Clallam considers state sobriety pilot program for repeat drunken driving suspects
By Rob Ollikainen
Peninsula Daily News
Print This | Email This
Most Popular this week
UPDATED — Traffic snarled, but none hurt, in log truck mishap on slippery U.S. Highway 101 west of Port Angeles
County officials are reviewing a proposed agreement with the Washington Association of Sheriffs and Police Chiefs and Friendship Diversion Services to become one of three counties and two cities statewide to establish and maintain the pilot program through June 2015.
The three commissioners Tuesday postponed a vote on the interagency agreement at the request of Sheriff Bill Benedict and Prosecuting Attorney William Payne.
“We looking at ways we can tailor it to our needs,” Benedict said.
The 24-hour sobriety program, which was established by the state Legislature, would require a repeat driving-under-the-influence offender to pay a $30 enrollment fee and subsequent nominal fees to take breath tests or other sobriety tests twice a day in lieu of jail time.
“The program is really designed to reduce jail and prison costs, enhance public safety and help offenders become clean and sober,” said Jim Borte, Clallam County Sheriff's Office project coordinator.
“And, also, to reduce recidivism rates by using an offender-paid model, hence one of the key components of this.”
Commissioners said they were prepared to approve the agreement Tuesday but postponed it indefinitely to give law and justice officials more time to work out the details.
“There are some constitutional issues,” Payne said.
“We're trying to resolve those.”
Commissioner Jim McEntire said he liked the concept of the sobriety program.
“Everybody does,” Payne replied. “We just want to make sure that all our T's are crossed.”
The 24/7 sobriety program began as a pilot program in South Dakota in 2004 and has since moved into North Dakota, Idaho and Montana, Benedict said.
A Montana district court judge recently struck down the pre-trial sobriety program on the grounds that the testing fees were unconstitutional, the Missoula, Mont., Missoulian reported.
“The program simply requires that participants test twice daily for alcohol and or other drugs,” Borte told commissioners in their Monday work session.
“There's several different technologies available: preliminary lab tests, UAs (urine analyses), drug patches, ignition interlock and probably the most technologically advanced system is the Secure Continuous Remote Alcohol Monitoring, which is called SCRAM for short.
“And that's a transdermal technology that can test over any time of day and report into a location.”
Clallam County already contracts with Friendship Diversion for electronic home monitoring in certain criminal cases.
As the 24/7 sobriety program is designed, the repeat offender would pay $2 for a breath test or $2.50 for a drug patch or urine analysis, with the fees spit between among Friendship Diversion, the county and state.
The offender would be sent back to jail if he or she registered a blood-alcohol level of 0.02 or higher.

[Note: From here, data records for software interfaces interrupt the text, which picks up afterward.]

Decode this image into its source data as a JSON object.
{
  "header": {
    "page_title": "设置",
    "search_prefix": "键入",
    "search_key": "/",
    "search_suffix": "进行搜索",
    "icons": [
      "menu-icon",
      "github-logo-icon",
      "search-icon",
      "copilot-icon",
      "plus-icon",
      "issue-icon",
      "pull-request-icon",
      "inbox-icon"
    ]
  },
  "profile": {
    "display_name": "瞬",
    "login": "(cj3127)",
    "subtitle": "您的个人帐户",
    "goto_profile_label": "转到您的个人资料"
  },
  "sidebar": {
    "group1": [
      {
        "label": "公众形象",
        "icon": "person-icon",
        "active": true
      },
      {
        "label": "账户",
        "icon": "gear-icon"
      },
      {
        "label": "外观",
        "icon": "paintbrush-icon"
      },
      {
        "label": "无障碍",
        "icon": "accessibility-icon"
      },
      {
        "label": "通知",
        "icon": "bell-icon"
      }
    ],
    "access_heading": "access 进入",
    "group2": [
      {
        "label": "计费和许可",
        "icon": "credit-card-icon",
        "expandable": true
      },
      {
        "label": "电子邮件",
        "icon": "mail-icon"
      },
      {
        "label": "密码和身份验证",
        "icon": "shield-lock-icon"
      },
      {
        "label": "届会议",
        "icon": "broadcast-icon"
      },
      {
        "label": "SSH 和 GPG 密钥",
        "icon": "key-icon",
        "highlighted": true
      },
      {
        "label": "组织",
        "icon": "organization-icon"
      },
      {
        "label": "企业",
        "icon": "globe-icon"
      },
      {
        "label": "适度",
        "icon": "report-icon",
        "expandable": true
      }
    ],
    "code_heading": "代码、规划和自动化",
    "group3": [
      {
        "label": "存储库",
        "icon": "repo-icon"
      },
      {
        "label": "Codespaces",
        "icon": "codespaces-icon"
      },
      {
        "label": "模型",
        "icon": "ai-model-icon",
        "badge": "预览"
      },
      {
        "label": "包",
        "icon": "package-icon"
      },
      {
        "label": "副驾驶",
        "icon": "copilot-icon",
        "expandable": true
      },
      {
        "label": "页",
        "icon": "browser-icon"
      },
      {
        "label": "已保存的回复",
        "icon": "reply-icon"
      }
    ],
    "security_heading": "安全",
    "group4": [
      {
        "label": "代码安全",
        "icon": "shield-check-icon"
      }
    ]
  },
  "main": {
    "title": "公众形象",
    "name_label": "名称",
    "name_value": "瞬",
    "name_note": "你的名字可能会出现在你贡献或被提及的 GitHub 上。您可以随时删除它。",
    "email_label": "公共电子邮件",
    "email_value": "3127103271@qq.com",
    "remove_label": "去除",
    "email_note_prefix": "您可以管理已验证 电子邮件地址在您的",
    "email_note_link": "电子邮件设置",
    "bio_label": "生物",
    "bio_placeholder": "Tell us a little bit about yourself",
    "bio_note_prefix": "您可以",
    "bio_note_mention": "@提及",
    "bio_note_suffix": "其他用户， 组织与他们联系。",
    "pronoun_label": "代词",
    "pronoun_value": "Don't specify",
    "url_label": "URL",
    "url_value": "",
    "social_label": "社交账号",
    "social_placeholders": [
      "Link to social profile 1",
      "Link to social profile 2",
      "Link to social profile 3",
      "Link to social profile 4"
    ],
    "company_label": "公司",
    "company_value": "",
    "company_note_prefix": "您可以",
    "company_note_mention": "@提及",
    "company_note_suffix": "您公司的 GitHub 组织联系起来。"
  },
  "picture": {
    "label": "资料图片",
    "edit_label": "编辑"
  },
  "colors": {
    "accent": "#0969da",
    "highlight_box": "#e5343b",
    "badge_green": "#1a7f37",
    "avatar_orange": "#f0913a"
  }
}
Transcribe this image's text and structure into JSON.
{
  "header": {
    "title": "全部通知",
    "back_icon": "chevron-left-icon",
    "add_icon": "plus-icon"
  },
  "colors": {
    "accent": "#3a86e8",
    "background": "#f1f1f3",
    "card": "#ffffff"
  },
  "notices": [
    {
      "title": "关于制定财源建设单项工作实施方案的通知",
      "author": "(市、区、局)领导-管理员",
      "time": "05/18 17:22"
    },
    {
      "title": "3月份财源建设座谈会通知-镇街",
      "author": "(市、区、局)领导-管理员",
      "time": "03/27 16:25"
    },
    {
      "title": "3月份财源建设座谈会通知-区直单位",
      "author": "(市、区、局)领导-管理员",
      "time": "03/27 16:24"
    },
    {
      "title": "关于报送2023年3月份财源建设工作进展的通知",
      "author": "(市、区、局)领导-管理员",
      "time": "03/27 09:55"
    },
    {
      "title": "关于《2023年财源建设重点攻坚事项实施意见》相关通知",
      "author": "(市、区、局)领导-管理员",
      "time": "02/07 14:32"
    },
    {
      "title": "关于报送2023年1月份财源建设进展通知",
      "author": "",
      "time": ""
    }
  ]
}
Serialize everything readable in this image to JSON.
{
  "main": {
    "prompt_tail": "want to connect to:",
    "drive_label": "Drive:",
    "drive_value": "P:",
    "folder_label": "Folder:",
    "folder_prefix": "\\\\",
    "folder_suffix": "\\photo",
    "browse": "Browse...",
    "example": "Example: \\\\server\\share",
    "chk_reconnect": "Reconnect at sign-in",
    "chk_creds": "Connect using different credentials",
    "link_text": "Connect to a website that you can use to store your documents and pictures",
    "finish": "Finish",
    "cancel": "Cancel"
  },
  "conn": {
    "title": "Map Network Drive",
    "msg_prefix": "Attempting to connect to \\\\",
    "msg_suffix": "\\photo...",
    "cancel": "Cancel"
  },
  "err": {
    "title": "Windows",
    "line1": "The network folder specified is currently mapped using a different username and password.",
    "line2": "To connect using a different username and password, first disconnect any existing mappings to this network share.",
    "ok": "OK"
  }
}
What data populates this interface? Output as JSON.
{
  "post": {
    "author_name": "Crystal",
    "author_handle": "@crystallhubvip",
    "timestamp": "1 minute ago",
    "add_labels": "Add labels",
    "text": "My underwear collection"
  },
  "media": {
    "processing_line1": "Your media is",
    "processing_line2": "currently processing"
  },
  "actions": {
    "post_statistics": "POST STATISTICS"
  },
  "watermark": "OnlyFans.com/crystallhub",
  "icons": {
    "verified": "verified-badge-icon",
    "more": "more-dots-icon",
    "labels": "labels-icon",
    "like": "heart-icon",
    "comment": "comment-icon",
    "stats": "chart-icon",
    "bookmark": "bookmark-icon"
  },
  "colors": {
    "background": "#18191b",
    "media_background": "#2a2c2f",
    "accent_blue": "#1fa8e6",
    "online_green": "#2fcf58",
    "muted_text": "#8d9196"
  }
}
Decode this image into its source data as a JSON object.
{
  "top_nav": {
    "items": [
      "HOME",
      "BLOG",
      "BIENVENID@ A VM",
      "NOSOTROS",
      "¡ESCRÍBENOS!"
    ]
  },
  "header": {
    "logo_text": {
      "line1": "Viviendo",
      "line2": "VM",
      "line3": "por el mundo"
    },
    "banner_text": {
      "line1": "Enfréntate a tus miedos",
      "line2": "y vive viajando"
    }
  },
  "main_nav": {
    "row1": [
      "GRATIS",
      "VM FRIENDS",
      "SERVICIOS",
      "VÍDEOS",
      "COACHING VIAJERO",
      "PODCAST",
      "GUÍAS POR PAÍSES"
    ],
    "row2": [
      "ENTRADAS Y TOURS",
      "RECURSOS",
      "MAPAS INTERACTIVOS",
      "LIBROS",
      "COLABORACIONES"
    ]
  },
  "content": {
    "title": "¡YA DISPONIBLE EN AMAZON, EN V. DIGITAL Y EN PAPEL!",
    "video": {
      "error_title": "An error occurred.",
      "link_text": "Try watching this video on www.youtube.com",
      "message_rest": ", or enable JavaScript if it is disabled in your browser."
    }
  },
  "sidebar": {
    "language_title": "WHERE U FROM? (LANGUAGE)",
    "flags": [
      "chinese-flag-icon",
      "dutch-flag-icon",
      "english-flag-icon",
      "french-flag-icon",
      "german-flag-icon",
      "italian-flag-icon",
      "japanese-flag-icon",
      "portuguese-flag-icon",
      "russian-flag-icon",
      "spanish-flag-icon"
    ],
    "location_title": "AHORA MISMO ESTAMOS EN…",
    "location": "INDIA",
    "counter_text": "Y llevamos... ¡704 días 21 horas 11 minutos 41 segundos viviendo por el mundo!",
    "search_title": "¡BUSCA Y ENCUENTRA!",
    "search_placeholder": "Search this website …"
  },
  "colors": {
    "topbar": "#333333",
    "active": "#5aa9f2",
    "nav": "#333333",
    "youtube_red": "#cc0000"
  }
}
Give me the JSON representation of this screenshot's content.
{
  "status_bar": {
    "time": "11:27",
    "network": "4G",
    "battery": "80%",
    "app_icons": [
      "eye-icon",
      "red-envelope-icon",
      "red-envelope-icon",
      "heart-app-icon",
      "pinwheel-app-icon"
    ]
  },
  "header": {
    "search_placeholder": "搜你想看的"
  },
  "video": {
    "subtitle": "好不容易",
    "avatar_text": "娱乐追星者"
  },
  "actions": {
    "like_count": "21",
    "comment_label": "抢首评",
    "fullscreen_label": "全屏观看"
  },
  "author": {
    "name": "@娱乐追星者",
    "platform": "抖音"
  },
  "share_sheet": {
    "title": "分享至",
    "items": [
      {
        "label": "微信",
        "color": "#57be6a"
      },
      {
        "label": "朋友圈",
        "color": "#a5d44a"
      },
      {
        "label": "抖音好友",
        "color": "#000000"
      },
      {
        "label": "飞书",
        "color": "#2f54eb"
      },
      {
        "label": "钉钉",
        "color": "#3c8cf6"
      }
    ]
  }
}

The legal driving limit in Washington is 0.08 percent.
“The amount of alcohol required to fail in this program is miniscule compared to DUI,” Benedict said.
“The first offense is like 24 hours (in jail), and then there's a graduated scale from there.”
Studies have shown that 99.3 percent of the those tested in the 24/7 sobriety program are clean, and recidivism was reduced by more than 14 percent, Borte said.
“It seems to me that behavior changes as a result of this program,” McEntire said.
“That's the whole idea, trying to get people not to drive under the influence of alcohol, substances, what have you.”
Spokane, Pierce and Clallam counties are being considered for the state pilot project.
The city of Centralia is the only jurisdiction where the program is up and running with six clients enrolled.
The city of Kent and Chelan County “decided for various reasons not to participate,” Borte said.
If Clallam County adopts the program, the cities of Port Angeles, Sequim and Forks would not be required to participate.
Harry Gasnick of Clallam Public Defender Director said there are “very real due-process problems” with the program that could result in litigation.
He warned commissioners that signing the contract before getting the judges, prosecutors, probation offices and jail staff to sign on would be “putting the cart way before the horse.”
“It takes a commitment from all the parties to make this program work,” Gasnick said.
“That hasn't been done yet. So until you have that in place, you're premature in signing the contract.”
Reporter Rob Ollikainen can be reached at 360-452-2345, ext. 5072, or at email@example.com.
Last modified: July 01. 2014 7:40PM